You can perform as many repetitions as you can for a certain weight and then enter that weight and the number of repetitions into this calculator to determine the number of repetitions you should be doing to stay within 70–85% of your one-rep max for a given weight.
For example, if you can bench 95 pounds (43.2 kilograms) for 10 reps, you should bench around 90 pounds (41 kilograms) for 12 reps to about 110 pounds (50 kilograms) for 6 reps.
A less advanced option is to perform 3–4 sets of 8–12 repetitions for a given exercise, with the last two reps being the most difficult to complete.
Make sure to rest between your sets to allow enough recovery time.
Try to avoid scrolling through your phone and instead focus on breathing and taking sips of water. This will enhance your focus and allow you to put more effort into your sets.
6. Don’t overtrain
Many individuals gauge the effectiveness of their workouts based on how sore they are the following day.
However, muscle soreness is not an indicator of muscle growth or strength.
You can train to failure on some sets but you should leave 2–4 reps in the tank for each set that you do.
This may sound counterintuitive, but going to failure on each set is a recipe for overtraining and burnout.
7. Focus on sleep
Have you ever tried to work out on four to five hours of sleep? It probably wasn’t the best workout.
Now, what about seven to eight hours of sleep? You probably felt stronger and more energetic.
This is because poor sleep is associated with disruptions in hormones and blood sugar that make it more difficult to build muscle.
Your body’s stores of glucose — which help fuel your workouts — have also been shown to decrease in people who get less sleep.
If you are unsure why you’re not making the gains you’d expect, examine the quality of your sleep and the amount you’re getting each night.
You might be able to grind off a few hours of sleep every once and a while, but you’re not giving yourself the best opportunity to have good workouts or experience quality gains.
Aim to get 7-9 hours of sleep each night.
8. Drink enough water
Water plays an important role in human metabolism. It can help with the digestion and absorption of nutrients from food.
Consuming enough water also keeps you hydrated, which is especially important during intense workouts and to prevent the consequences of dehydration.
Thus, it’s key that you consume adequate amounts of water to build muscle and gain weight.
The amount of water you need varies, but a good rule of thumb is 1 milliliter per calorie you consume.

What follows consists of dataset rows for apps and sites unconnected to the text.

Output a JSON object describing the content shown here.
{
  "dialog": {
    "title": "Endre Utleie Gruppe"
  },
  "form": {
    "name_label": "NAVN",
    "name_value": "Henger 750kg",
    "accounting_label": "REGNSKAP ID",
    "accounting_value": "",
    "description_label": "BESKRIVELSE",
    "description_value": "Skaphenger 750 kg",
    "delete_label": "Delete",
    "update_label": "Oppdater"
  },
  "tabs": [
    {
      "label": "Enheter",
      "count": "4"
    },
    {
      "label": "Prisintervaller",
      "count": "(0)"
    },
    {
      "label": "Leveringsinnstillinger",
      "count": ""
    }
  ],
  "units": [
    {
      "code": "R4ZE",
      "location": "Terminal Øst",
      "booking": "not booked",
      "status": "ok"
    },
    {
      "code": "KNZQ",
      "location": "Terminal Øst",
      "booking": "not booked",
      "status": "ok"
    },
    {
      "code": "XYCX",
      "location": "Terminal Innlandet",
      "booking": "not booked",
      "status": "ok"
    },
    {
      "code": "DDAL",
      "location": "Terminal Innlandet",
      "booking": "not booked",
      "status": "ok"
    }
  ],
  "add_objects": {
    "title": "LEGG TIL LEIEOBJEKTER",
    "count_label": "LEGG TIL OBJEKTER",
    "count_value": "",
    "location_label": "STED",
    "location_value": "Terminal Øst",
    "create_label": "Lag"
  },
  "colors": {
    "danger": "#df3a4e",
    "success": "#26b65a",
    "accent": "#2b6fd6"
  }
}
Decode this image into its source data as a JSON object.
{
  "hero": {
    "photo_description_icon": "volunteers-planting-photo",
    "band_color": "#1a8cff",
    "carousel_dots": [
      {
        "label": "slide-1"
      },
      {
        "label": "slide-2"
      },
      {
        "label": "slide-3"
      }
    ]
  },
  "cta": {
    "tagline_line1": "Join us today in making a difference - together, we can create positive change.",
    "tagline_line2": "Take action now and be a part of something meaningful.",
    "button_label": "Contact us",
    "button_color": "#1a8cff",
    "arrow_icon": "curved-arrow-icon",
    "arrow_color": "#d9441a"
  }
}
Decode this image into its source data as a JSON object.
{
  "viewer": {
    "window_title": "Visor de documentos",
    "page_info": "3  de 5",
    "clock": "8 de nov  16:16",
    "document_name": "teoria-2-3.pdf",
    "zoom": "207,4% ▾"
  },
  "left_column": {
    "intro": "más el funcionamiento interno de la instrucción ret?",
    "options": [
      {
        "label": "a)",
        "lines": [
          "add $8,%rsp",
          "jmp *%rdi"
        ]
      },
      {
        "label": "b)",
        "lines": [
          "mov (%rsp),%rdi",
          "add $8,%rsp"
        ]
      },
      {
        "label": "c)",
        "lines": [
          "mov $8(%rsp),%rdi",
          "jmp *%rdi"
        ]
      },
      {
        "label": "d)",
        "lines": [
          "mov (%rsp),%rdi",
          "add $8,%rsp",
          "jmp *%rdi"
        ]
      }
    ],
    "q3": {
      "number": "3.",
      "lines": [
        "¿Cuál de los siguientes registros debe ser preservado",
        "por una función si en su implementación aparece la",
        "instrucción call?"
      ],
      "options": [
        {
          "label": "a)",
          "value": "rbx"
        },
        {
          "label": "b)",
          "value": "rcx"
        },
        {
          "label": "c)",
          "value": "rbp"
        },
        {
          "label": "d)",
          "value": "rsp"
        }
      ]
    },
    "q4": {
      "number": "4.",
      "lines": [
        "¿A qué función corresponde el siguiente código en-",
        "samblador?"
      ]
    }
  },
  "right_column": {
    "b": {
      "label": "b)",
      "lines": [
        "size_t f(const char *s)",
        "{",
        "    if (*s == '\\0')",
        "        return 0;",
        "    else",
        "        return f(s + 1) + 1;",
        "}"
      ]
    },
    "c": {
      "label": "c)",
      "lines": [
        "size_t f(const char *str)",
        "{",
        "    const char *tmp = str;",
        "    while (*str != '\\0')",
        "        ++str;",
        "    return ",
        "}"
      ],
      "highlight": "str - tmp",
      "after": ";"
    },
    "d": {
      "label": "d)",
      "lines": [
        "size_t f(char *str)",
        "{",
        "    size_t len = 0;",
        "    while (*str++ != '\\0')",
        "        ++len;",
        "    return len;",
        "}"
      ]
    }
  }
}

So, if you eat 3,000 calories, aim to drink at least 3,000 milliliters (3 liters) or 12 cups of water per day.
Water is best for staying hydrated, you also get water from foods like fruits, vegetables, and meats.
Milk, juice, protein shakes, coffee, and other fluid beverages can also count towards your fluid goals.
The caffeine from coffee, energy drinks, tea, and other beverages can be dehydrating, but only when consumed in excess quantities (4).
9. Enjoy the process
While it can be frustrating for those who are wanting to gain weight and build muscle, don’t forget to enjoy the process.
Celebrate the small victories. Maybe you got stronger on a certain exercise compared to the previous week. That is a win.
Maybe the scale only went up 0.2 pounds (0.09 kilograms). That is a win.
At the end of the day, trying to build muscle and gain weight takes time. Have fun on the journey and smile when a small victory happens.
The bottom line
Gaining weight — while easy for some — can be difficult for others.
Eating in a calorie surplus, portioning out your food, and consuming nutrient-dense and protein-rich foods are helpful strategies for gaining weight.
Training — but not too hard — focusing on sleep, and drinking enough water are also strategies to gain weight.
Finally, don’t forget to celebrate the small victories — some progress is better than no progress.